For example, in keeping with the Tom Cruise theme, an out of state patient of mine has been calling me lately complaining of extreme post-partum depression. Her conventional physician recommended anti-depressant medication as a matter of course. It may interest you to know that I did not totally disagree with this recommendation. The patient, however, would not have it. Much like Mr. Cruise, my patient has an anti-medication bias which she is unable to see beyond. Now, I recognize that post-partum depression is not a Prozac deficiency and a Tolle Causum approach needs to recognize the complex soup of hormonal and psychological changes which new motherhood brings. Ideally I would like to treat this patient with a combination of Chinese Medicine, Homeopathy, Natural Hormone Replacement and counseling. And, if she needed it for short-term relief, I would be fine prescribing an anti-depressant medication. Being out of state, I can only make simple recommendations over the phone and I’m unable to fully treat her. Consequently the post-partum depression continues. She is totally unavailable to her newborn at this crucial time in it’s development and her marriage is suffering. Here she is, caught between two worlds, when her healing most likely lies somewhere in-between.
At the Center for True Harmony Wellness & Medicine we are constantly amazed by the efficacy of the blended medicine approach. If natural medicine was the Only legitimate form of healing then pharmaceuticals would never of needed to be invented. And, if drugs were the entire solution, people would not be looking so passionately for alternatives.
Another patient recently came to me for help with anxiety. She had suffered from a social phobia and anxiety disorder on and off during most of her life. In the past she was treated with sedatives and anti-anxiety drugs, which took care of her symptoms but made her feel groggy and drugged. Together we found a whole-person program for her which combined clinical nutrition, botanical medicine, acupuncture and stress-reduction. We also did guided imagery to connect the higher parts of her self with the scared and wounded parts of her self. She is healing. She still has her drugs at home in case she has a flare-up, she just finds that she never needs to use them. But the very fact that we make it okay for her to use them, that it’s not a personal failure or violation of some sacred natural medicine edict, makes her feel more safe and secure.

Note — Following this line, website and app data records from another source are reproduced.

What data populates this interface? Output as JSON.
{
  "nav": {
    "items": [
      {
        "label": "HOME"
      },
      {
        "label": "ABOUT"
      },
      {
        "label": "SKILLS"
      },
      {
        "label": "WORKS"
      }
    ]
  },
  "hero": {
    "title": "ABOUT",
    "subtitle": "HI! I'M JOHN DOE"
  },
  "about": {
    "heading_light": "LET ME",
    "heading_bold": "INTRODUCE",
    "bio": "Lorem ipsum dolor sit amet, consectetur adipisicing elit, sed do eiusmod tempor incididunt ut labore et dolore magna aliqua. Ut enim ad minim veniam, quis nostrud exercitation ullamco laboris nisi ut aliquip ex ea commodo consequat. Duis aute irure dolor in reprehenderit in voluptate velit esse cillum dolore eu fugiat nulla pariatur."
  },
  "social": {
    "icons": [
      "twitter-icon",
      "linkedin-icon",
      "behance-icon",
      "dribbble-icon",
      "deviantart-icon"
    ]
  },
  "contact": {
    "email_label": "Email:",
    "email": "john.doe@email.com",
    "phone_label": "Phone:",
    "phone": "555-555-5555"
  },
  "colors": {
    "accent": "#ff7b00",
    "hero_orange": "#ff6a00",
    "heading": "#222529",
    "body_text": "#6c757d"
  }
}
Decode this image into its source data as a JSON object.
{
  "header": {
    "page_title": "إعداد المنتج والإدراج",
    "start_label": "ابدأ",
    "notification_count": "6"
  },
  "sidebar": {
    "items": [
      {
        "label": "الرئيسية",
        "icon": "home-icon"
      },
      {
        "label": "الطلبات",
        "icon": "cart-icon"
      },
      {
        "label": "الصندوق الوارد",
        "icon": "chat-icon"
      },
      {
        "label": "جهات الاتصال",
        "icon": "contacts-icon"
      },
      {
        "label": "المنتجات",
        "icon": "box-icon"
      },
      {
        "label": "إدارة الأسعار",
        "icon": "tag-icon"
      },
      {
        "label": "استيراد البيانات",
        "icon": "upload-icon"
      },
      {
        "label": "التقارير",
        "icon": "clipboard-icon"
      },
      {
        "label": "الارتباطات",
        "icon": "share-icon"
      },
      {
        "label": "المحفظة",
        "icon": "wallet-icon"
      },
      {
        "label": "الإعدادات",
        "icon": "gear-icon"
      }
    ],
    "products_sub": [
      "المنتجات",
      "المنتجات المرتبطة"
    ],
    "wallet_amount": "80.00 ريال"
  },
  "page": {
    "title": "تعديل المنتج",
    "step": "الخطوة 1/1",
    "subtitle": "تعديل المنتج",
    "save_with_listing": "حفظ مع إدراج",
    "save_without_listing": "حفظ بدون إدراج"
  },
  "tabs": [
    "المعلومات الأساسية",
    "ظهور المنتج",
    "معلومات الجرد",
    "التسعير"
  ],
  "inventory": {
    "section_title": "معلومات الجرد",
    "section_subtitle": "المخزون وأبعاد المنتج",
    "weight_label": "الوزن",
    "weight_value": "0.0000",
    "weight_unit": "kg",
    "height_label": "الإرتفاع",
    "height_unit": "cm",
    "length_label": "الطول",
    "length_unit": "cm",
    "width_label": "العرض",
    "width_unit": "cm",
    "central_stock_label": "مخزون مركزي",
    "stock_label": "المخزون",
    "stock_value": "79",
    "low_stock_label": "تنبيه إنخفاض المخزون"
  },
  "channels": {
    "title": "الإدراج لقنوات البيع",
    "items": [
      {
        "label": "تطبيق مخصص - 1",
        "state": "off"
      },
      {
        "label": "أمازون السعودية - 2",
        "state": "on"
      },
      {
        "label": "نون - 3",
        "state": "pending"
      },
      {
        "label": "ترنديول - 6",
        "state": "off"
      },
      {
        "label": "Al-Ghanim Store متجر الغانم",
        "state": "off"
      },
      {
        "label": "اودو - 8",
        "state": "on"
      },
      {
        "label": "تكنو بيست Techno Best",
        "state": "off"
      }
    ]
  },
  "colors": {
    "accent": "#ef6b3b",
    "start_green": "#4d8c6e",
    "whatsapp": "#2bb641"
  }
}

The key to healing any illness, be it psychological or physical lies not in the therapy the physician chooses but rather on the very approach to illness the physician takes. If the physician sees symptoms as a message from the organism that there is something out of balance, something that needs attention and support, then the right blend of medicines or therapies will be found to bring both symptomatic relief and deep healing. Symptoms are a language and it is the goal of the Naturopathic physician to understand that language.
When the healing intelligence of the body is respected and attended to and personal bias is abandoned, then a combination of the most appropriate therapies can be prescribed and true harmony restored.
This article was written by Dr. Steven Ehrlich ND, as a patient education resource for The Center For True Harmony Wellness and Medicine. Edited and revised by Sherry VanGoethem, Dr.Christine Brass-Jones OBGYN, and Dr. Denise Quance Grobe N.D. If you have any questions or comments contact the office at (480) 539-6646 or through email at firstname.lastname@example.org